## AIM OF THE EXERCISE:
Once the pictures are removed, reproduce what is left of the data below exactly.
(INFORMATION begins)
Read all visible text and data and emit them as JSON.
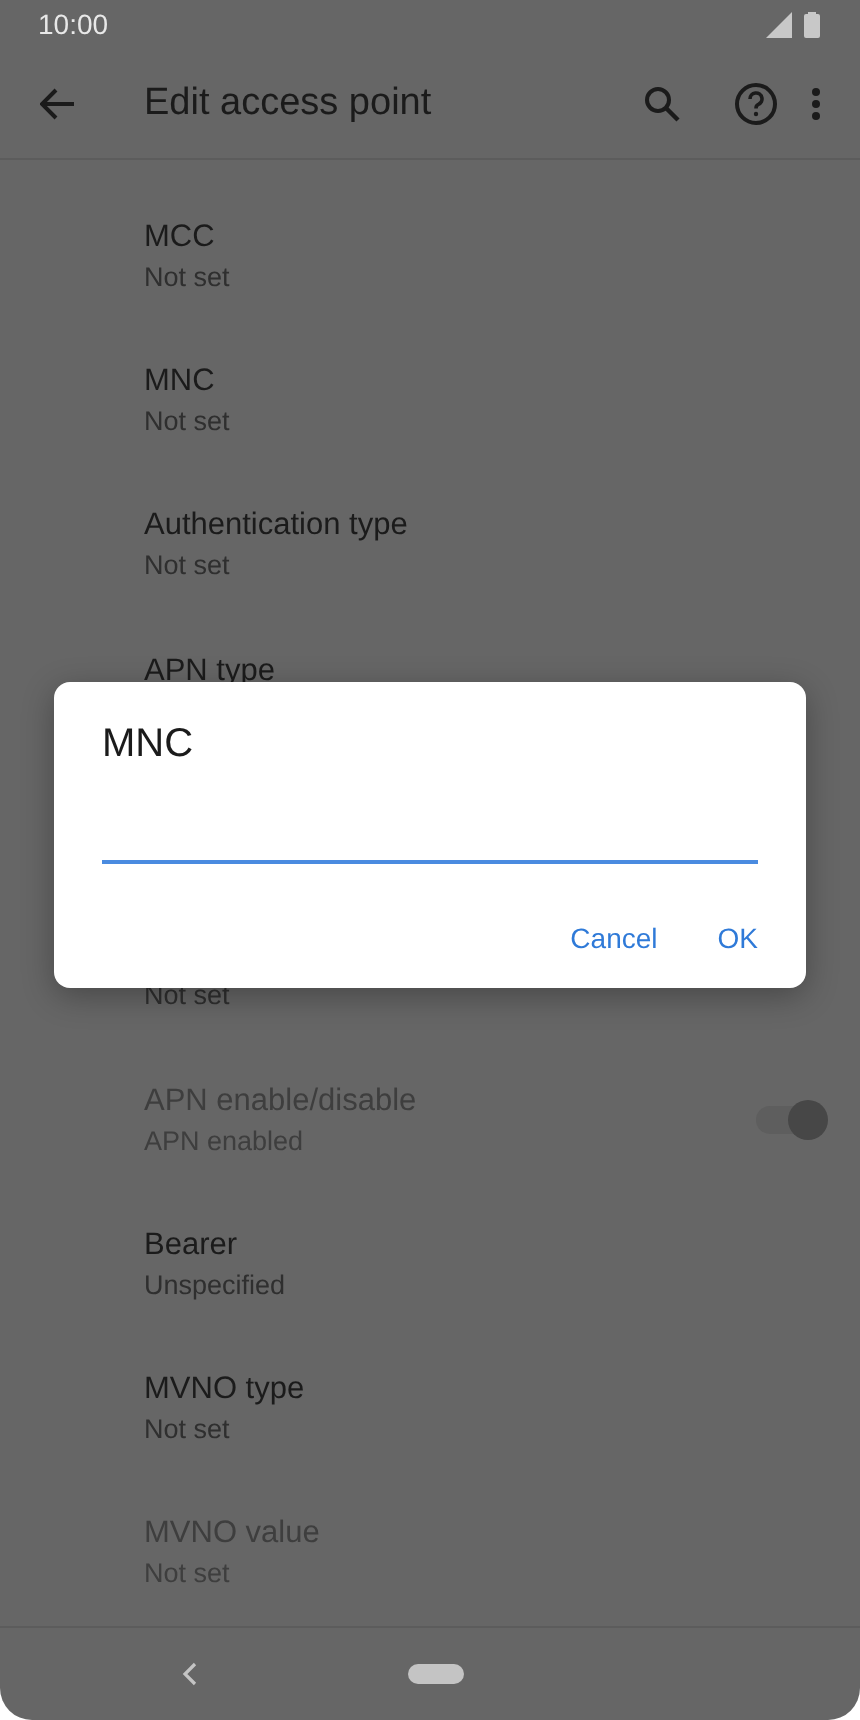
{
  "status_bar": {
    "time": "10:00"
  },
  "toolbar": {
    "title": "Edit access point"
  },
  "items": [
    {
      "kind": "text",
      "title": "MCC",
      "subtitle": "Not set",
      "disabled": false
    },
    {
      "kind": "text",
      "title": "MNC",
      "subtitle": "Not set",
      "disabled": false
    },
    {
      "kind": "text",
      "title": "Authentication type",
      "subtitle": "Not set",
      "disabled": false
    },
    {
      "kind": "title_only",
      "title": "APN type",
      "disabled": false
    },
    {
      "kind": "covered",
      "subtitle": "Not set",
      "disabled": false
    },
    {
      "kind": "switch",
      "title": "APN enable/disable",
      "subtitle": "APN enabled",
      "disabled": true,
      "on": true
    },
    {
      "kind": "text",
      "title": "Bearer",
      "subtitle": "Unspecified",
      "disabled": false
    },
    {
      "kind": "text",
      "title": "MVNO type",
      "subtitle": "Not set",
      "disabled": false
    },
    {
      "kind": "text",
      "title": "MVNO value",
      "subtitle": "Not set",
      "disabled": true
    }
  ],
  "dialog": {
    "title": "MNC",
    "buttons": [
      "Cancel",
      "OK"
    ]
  }
}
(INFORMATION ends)
## RESULT OF THIS EXERCISE:
Read all visible text and data and emit them as JSON.
{
  "status_bar": {
    "time": "10:00"
  },
  "toolbar": {
    "title": "Edit access point"
  },
  "items": [
    {
      "kind": "text",
      "title": "MCC",
      "subtitle": "Not set",
      "disabled": false
    },
    {
      "kind": "text",
      "title": "MNC",
      "subtitle": "Not set",
      "disabled": false
    },
    {
      "kind": "text",
      "title": "Authentication type",
      "subtitle": "Not set",
      "disabled": false
    },
    {
      "kind": "title_only",
      "title": "APN type",
      "disabled": false
    },
    {
      "kind": "covered",
      "subtitle": "Not set",
      "disabled": false
    },
    {
      "kind": "switch",
      "title": "APN enable/disable",
      "subtitle": "APN enabled",
      "disabled": true,
      "on": true
    },
    {
      "kind": "text",
      "title": "Bearer",
      "subtitle": "Unspecified",
      "disabled": false
    },
    {
      "kind": "text",
      "title": "MVNO type",
      "subtitle": "Not set",
      "disabled": false
    },
    {
      "kind": "text",
      "title": "MVNO value",
      "subtitle": "Not set",
      "disabled": true
    }
  ],
  "dialog": {
    "title": "MNC",
    "buttons": [
      "Cancel",
      "OK"
    ]
  }
}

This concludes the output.